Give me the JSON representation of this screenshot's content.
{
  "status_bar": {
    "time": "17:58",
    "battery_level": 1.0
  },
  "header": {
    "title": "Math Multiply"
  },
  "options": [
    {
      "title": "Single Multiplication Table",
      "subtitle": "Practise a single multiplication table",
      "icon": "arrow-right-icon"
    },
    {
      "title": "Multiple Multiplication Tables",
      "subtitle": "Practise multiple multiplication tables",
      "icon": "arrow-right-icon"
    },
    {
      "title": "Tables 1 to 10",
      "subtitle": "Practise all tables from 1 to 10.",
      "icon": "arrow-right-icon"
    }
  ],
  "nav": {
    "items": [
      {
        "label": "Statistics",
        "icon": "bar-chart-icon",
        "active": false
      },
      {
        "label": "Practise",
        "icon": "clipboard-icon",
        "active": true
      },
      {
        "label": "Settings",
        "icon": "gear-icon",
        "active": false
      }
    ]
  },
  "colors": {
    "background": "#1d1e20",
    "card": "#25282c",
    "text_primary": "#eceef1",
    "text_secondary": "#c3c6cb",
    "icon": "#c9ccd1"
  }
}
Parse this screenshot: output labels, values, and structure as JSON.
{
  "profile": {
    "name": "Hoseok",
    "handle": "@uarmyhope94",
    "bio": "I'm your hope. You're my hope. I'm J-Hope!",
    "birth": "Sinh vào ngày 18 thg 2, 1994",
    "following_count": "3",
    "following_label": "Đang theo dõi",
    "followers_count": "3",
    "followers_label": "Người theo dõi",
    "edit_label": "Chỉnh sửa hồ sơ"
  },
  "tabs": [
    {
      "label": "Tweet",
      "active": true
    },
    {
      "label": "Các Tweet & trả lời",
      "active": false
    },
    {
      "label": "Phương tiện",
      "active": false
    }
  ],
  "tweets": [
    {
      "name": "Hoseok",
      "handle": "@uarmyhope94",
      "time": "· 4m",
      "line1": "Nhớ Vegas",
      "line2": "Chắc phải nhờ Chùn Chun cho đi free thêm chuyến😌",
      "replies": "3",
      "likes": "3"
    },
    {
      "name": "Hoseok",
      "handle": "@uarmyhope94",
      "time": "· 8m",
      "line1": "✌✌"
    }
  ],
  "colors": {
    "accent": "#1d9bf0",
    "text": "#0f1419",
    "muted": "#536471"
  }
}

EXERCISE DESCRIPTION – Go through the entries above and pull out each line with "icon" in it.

TASK RESULT –
      "icon": "arrow-right-icon"
      "icon": "arrow-right-icon"
      "icon": "arrow-right-icon"
        "icon": "bar-chart-icon",
        "icon": "clipboard-icon",
        "icon": "gear-icon",
    "icon": "#c9ccd1"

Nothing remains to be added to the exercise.